The presenter is the person to whom most of the questions will be directed, but not necessarily the person who is the best-prepared or the most appropriate to answer every question. Think about seating arrangements with regard to making transitions from one team member to another as smoothly as possible.

Customizing Your Approach: Two Examples
The better your research and the better you know the person or persons to whom you are presenting, the more effectively you can tailor your presentation. Take two recent presentations made to Fortune 500 companies that were as different as night and day.

The Boardroom Presentation. In one case, we presented to the director of real estate, the CFO, and the son of the president who was assigned to the real estate department. This was a boardroom presentation environment that called for pulling out all the stops. We clipped the corporate logo and included it in the electronic and print presentation materials, used regional maps obtained from the company's 10-K, and graphically indicated brokerage coverage over the map. Handout pieces augmenting the electronic presentation were used at strategic times during the meeting to break the electronic program and show work product that could not be reproduced in an electronic format. Knowing that the client wanted to see certain experience and work product allowed us to build hard copy examples that met the client's requirements.

In preparation, we called in advance and spoke with the head of office administration to determine the room situation, including the availability of pull-down screens. We chose to rent a high-powered projector so we did not have to dim the lights extensively. We also arranged to set up the equipment in advance.

The Office Presentation. In contrast, in a presentation to another Fortune 500 company, we knew from research that the corporate real estate manager was in a one-person office with administrative support.

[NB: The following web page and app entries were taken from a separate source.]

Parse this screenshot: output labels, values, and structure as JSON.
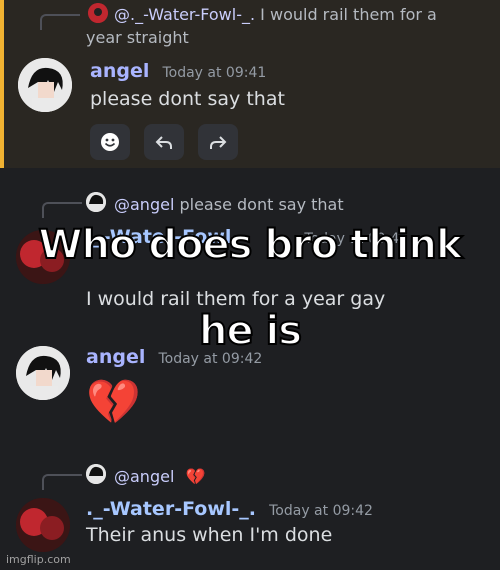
{
  "top": {
    "reply": {
      "mention": "@._-Water-Fowl-_.",
      "text_line1": "I would rail them for a",
      "text_line2": "year straight"
    },
    "author": "angel",
    "time": "Today at 09:41",
    "content": "please dont say that"
  },
  "msg1": {
    "reply": {
      "mention": "@angel",
      "text": "please dont say that"
    },
    "author_partial": "._-Water-Fowl-",
    "time_partial": "Today at 09:4",
    "content": "I would rail them for a year gay"
  },
  "msg2": {
    "author": "angel",
    "time": "Today at 09:42",
    "emoji": "💔"
  },
  "msg3": {
    "reply": {
      "mention": "@angel",
      "emoji": "💔"
    },
    "author": "._-Water-Fowl-_.",
    "time": "Today at 09:42",
    "content": "Their anus when I'm done"
  },
  "overlay": {
    "line1": "Who does bro think",
    "line2": "he is"
  },
  "watermark": "imgflip.com",
  "colors": {
    "accent": "#f0b232",
    "name_angel": "#a9b4ff",
    "name_fowl": "#a7c7ff"
  }
}
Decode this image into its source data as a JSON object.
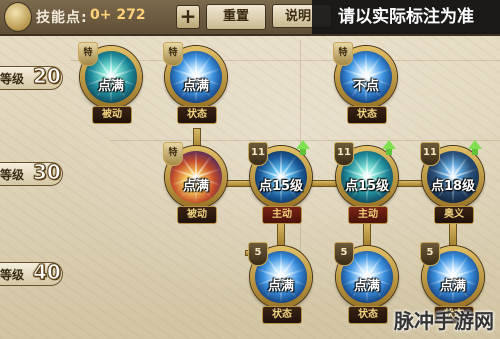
{
  "header": {
    "skill_points_label": "技能点:",
    "skill_points_value": "0+ 272",
    "plus_label": "+",
    "reset_label": "重置",
    "info_label": "说明",
    "overlay_note": "请以实际标注为准"
  },
  "levels": [
    {
      "text": "等级",
      "num": "20"
    },
    {
      "text": "等级",
      "num": "30"
    },
    {
      "text": "等级",
      "num": "40"
    }
  ],
  "skills": [
    {
      "state": "点满",
      "tag": "被动",
      "badge": "特",
      "style": "teal"
    },
    {
      "state": "点满",
      "tag": "状态",
      "badge": "特",
      "style": "blue"
    },
    {
      "state": "不点",
      "tag": "状态",
      "badge": "特",
      "style": "blue"
    },
    {
      "state": "点满",
      "tag": "被动",
      "badge": "特",
      "style": "gold"
    },
    {
      "state": "点15级",
      "tag": "主动",
      "badge": "11",
      "style": "rune",
      "upgrade": true
    },
    {
      "state": "点15级",
      "tag": "主动",
      "badge": "11",
      "style": "teal",
      "upgrade": true
    },
    {
      "state": "点18级",
      "tag": "奥义",
      "badge": "11",
      "style": "dark",
      "upgrade": true
    },
    {
      "state": "点满",
      "tag": "状态",
      "badge": "5",
      "style": "blue"
    },
    {
      "state": "点满",
      "tag": "状态",
      "badge": "5",
      "style": "blue"
    },
    {
      "state": "点满",
      "tag": "状态",
      "badge": "5",
      "style": "blue"
    }
  ],
  "watermark": "脉冲手游网",
  "colors": {
    "accent_gold": "#d7b765",
    "tag_text": "#f1d27f",
    "upgrade_arrow": "#7ee04f",
    "overlay_bg": "#141414"
  }
}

This manager handled the company's real estate around the world. The meeting was to be in his office at the corporate headquarters.

Since several hundred real estate facilities were handled from this one office, we had less knowledge of how the real estate director handled this task. This presentation included discussion and dialogue with a lot of open-ended questions to draw out information and understand the processes and systems that the director used in fulfilling his needs.

Then, from a folder of prepared color graphics, we selected those that demonstrated how our company could meet the manager's needs. Maps played an important part of that demonstration, as did charts and graphs on company size and geographical coverage.

This approach requires advance preparation of generic information on you or your company that answers questions on capability, experience, training, market coverage, and references.

The main presentation piece used in this latter presentation was a proposal prepared in advance, including the director's name, title, and company name, and showing our capabilities as a buyer's representative. Several outstanding software programs that allow for the easy customization of standard tenant representative or seller representative proposals are worth a hard look by commercial brokers. Some have built-in lease versus own and lease versus lease analysis capabilities.

The "Beauty Contest"
If you are responding to a corporation's RFP—sometimes called a beauty contest, where five to seven companies may be in competition—your response will be somewhat controlled and directed by the RFP. You literally will be answering questions in the format and sequence that the company requires.

But that does not mean that your presentation—whether written, electronic, or both—should not be customized to that company. Generally, you have some time to prepare and respond, which gives you time to do your research and tailor your response to include logos or maps that demonstrate how you can handle the specific assignment.

Organization, preparation, and practice are as important to today's presentations as color charts and LCD screens. Thorough knowledge of your audience and advanced preparation are the needle and thread—the fundamentals that allow you to construct your presentation to fit clients' every size and sew up the deal.

Ryan Lorey, CCIM

Ryan Lorey, CCIM, is a director at Calkain Companies in  Herndon, Va. Contact him at rlorey@calkain.com.